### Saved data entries

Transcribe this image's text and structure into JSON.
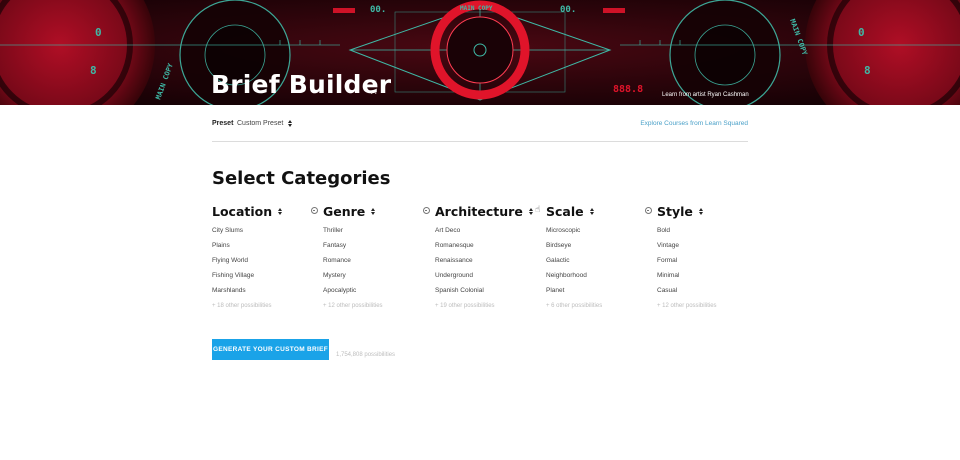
{
  "banner": {
    "title": "Brief Builder",
    "dots": "..",
    "credit": "Learn from artist Ryan Cashman",
    "art_labels": [
      "MAIN COPY",
      "00.",
      "MAIN COPY",
      "MAIN COPY",
      "MAIN COPY",
      "0",
      "8",
      "0",
      "8",
      "888.8"
    ]
  },
  "preset": {
    "label": "Preset",
    "value": "Custom Preset",
    "explore_link": "Explore Courses from Learn Squared"
  },
  "section_title": "Select Categories",
  "categories": [
    {
      "name": "Location",
      "items": [
        "City Slums",
        "Plains",
        "Flying World",
        "Fishing Village",
        "Marshlands"
      ],
      "more": "+ 18 other possibilities"
    },
    {
      "name": "Genre",
      "items": [
        "Thriller",
        "Fantasy",
        "Romance",
        "Mystery",
        "Apocalyptic"
      ],
      "more": "+ 12 other possibilities"
    },
    {
      "name": "Architecture",
      "items": [
        "Art Deco",
        "Romanesque",
        "Renaissance",
        "Underground",
        "Spanish Colonial"
      ],
      "more": "+ 19 other possibilities"
    },
    {
      "name": "Scale",
      "items": [
        "Microscopic",
        "Birdseye",
        "Galactic",
        "Neighborhood",
        "Planet"
      ],
      "more": "+ 6 other possibilities"
    },
    {
      "name": "Style",
      "items": [
        "Bold",
        "Vintage",
        "Formal",
        "Minimal",
        "Casual"
      ],
      "more": "+ 12 other possibilities"
    }
  ],
  "cta": {
    "label": "GENERATE YOUR CUSTOM BRIEF",
    "possibilities": "1,754,808 possibilities"
  },
  "colors": {
    "accent": "#1aa3e8",
    "link": "#4aa0c8",
    "banner_red": "#e0142a",
    "banner_teal": "#3fb9a6"
  },
  "icons": {
    "sort": "sort-arrows-icon",
    "lock": "lock-toggle-icon",
    "hand": "hand-pointer-icon"
  }
}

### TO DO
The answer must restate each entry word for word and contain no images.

### ANSWER FOR THIS EXERCISE
Transcribe this image's text and structure into JSON.
{
  "banner": {
    "title": "Brief Builder",
    "dots": "..",
    "credit": "Learn from artist Ryan Cashman",
    "art_labels": [
      "MAIN COPY",
      "00.",
      "MAIN COPY",
      "MAIN COPY",
      "MAIN COPY",
      "0",
      "8",
      "0",
      "8",
      "888.8"
    ]
  },
  "preset": {
    "label": "Preset",
    "value": "Custom Preset",
    "explore_link": "Explore Courses from Learn Squared"
  },
  "section_title": "Select Categories",
  "categories": [
    {
      "name": "Location",
      "items": [
        "City Slums",
        "Plains",
        "Flying World",
        "Fishing Village",
        "Marshlands"
      ],
      "more": "+ 18 other possibilities"
    },
    {
      "name": "Genre",
      "items": [
        "Thriller",
        "Fantasy",
        "Romance",
        "Mystery",
        "Apocalyptic"
      ],
      "more": "+ 12 other possibilities"
    },
    {
      "name": "Architecture",
      "items": [
        "Art Deco",
        "Romanesque",
        "Renaissance",
        "Underground",
        "Spanish Colonial"
      ],
      "more": "+ 19 other possibilities"
    },
    {
      "name": "Scale",
      "items": [
        "Microscopic",
        "Birdseye",
        "Galactic",
        "Neighborhood",
        "Planet"
      ],
      "more": "+ 6 other possibilities"
    },
    {
      "name": "Style",
      "items": [
        "Bold",
        "Vintage",
        "Formal",
        "Minimal",
        "Casual"
      ],
      "more": "+ 12 other possibilities"
    }
  ],
  "cta": {
    "label": "GENERATE YOUR CUSTOM BRIEF",
    "possibilities": "1,754,808 possibilities"
  },
  "colors": {
    "accent": "#1aa3e8",
    "link": "#4aa0c8",
    "banner_red": "#e0142a",
    "banner_teal": "#3fb9a6"
  },
  "icons": {
    "sort": "sort-arrows-icon",
    "lock": "lock-toggle-icon",
    "hand": "hand-pointer-icon"
  }
}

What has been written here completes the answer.